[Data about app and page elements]

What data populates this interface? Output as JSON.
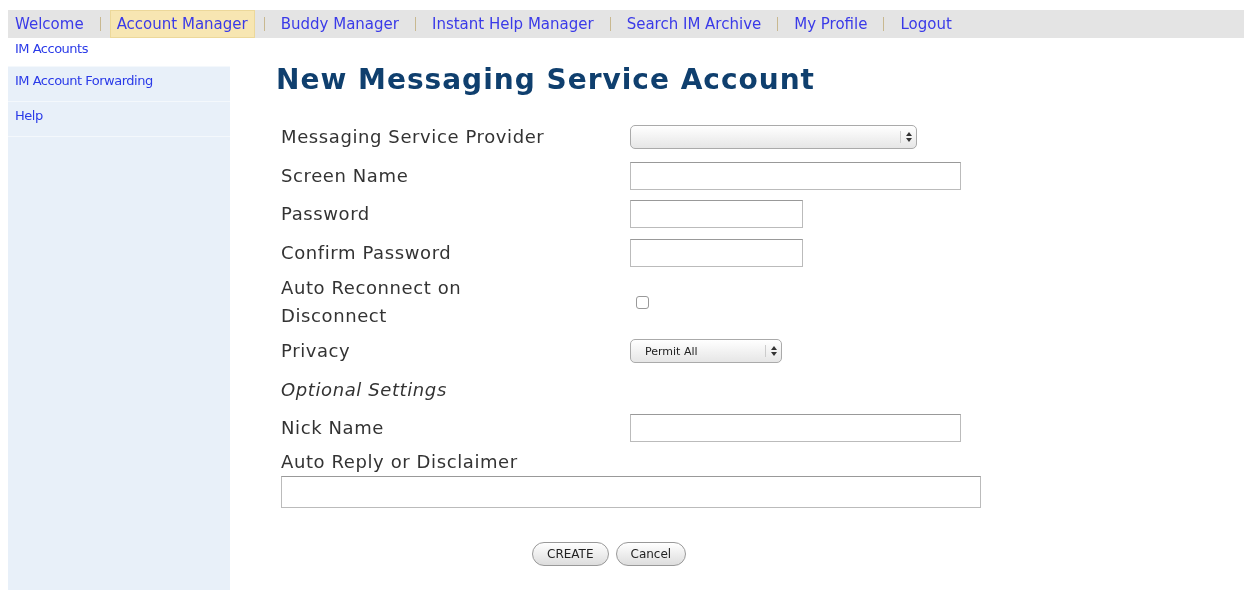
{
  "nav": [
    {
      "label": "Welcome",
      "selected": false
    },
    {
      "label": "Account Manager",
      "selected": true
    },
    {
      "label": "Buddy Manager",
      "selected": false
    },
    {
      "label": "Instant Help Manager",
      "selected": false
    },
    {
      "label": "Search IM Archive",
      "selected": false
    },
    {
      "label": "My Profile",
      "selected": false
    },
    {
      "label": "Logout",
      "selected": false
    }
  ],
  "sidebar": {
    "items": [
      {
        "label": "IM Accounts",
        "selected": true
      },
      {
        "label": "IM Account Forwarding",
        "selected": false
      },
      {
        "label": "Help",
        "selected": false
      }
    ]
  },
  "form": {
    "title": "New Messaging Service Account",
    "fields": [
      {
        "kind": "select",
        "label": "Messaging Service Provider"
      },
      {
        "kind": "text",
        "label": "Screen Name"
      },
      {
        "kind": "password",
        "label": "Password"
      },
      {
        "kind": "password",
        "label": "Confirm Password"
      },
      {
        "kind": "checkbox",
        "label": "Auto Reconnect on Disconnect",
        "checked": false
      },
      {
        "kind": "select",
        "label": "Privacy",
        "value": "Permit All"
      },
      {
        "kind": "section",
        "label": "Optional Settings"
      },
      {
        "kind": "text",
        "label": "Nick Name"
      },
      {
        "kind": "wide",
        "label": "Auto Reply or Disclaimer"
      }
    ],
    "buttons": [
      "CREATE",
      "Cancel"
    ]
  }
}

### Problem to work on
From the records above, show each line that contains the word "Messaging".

### Task answer
    "title": "New Messaging Service Account",
        "label": "Messaging Service Provider"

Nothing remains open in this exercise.